Could you return each entry below exactly as written, minus any pictures?

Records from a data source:
┄┄┄┄┄┄┄┄┄┄

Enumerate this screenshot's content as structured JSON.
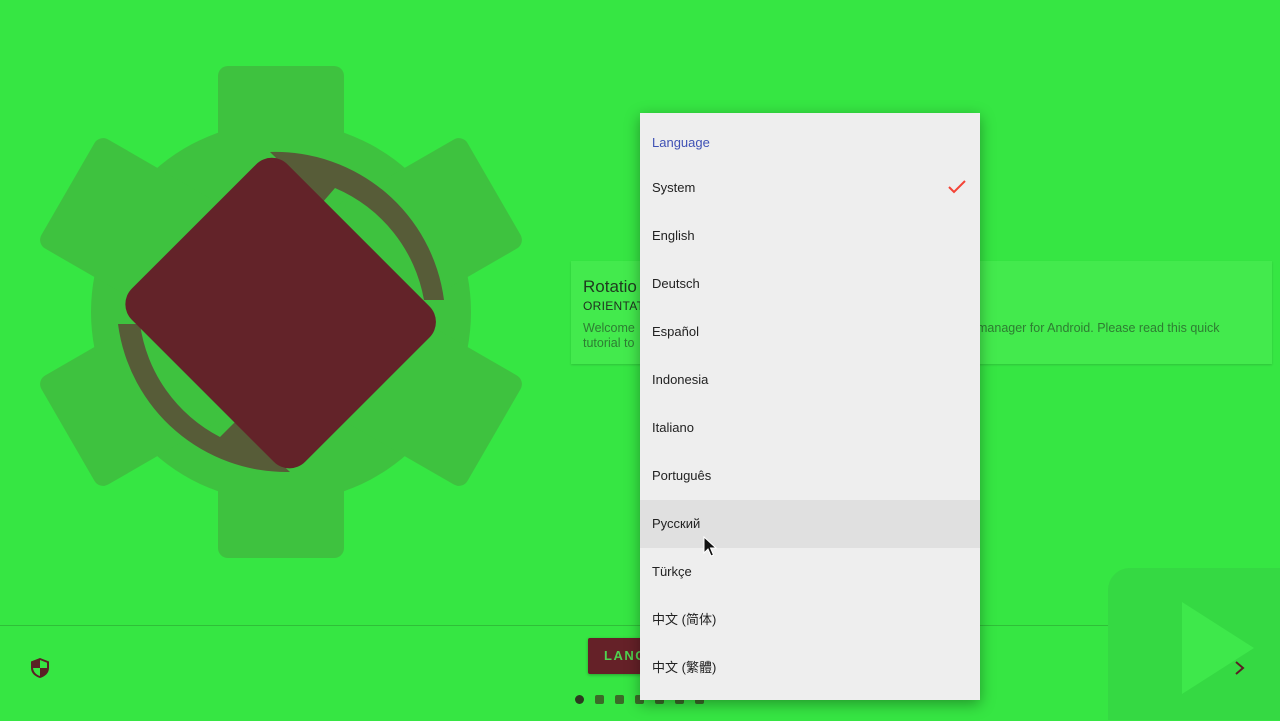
{
  "info_card": {
    "title": "Rotatio",
    "subtitle": "ORIENTAT",
    "description_left": "Welcome tutorial to",
    "description_right": "manager for Android. Please read this quick"
  },
  "bottom_bar": {
    "language_button": "LANG",
    "pager_dots": 7,
    "active_dot": 0
  },
  "language_menu": {
    "header": "Language",
    "selected": "System",
    "hovered": "Русский",
    "items": [
      "System",
      "English",
      "Deutsch",
      "Español",
      "Indonesia",
      "Italiano",
      "Português",
      "Русский",
      "Türkçe",
      "中文 (简体)",
      "中文 (繁體)"
    ]
  },
  "icons": {
    "hero": "gear-rotation-icon",
    "security": "shield-icon",
    "next": "chevron-right-icon",
    "check": "check-icon"
  },
  "colors": {
    "background": "#36e643",
    "accent": "#652128",
    "menu_header": "#3f51b5",
    "check": "#f44336"
  }
}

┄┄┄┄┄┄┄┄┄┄

__RESULT FOR THIS EXERCISE__:
Enumerate this screenshot's content as structured JSON.
{
  "info_card": {
    "title": "Rotatio",
    "subtitle": "ORIENTAT",
    "description_left": "Welcome tutorial to",
    "description_right": "manager for Android. Please read this quick"
  },
  "bottom_bar": {
    "language_button": "LANG",
    "pager_dots": 7,
    "active_dot": 0
  },
  "language_menu": {
    "header": "Language",
    "selected": "System",
    "hovered": "Русский",
    "items": [
      "System",
      "English",
      "Deutsch",
      "Español",
      "Indonesia",
      "Italiano",
      "Português",
      "Русский",
      "Türkçe",
      "中文 (简体)",
      "中文 (繁體)"
    ]
  },
  "icons": {
    "hero": "gear-rotation-icon",
    "security": "shield-icon",
    "next": "chevron-right-icon",
    "check": "check-icon"
  },
  "colors": {
    "background": "#36e643",
    "accent": "#652128",
    "menu_header": "#3f51b5",
    "check": "#f44336"
  }
}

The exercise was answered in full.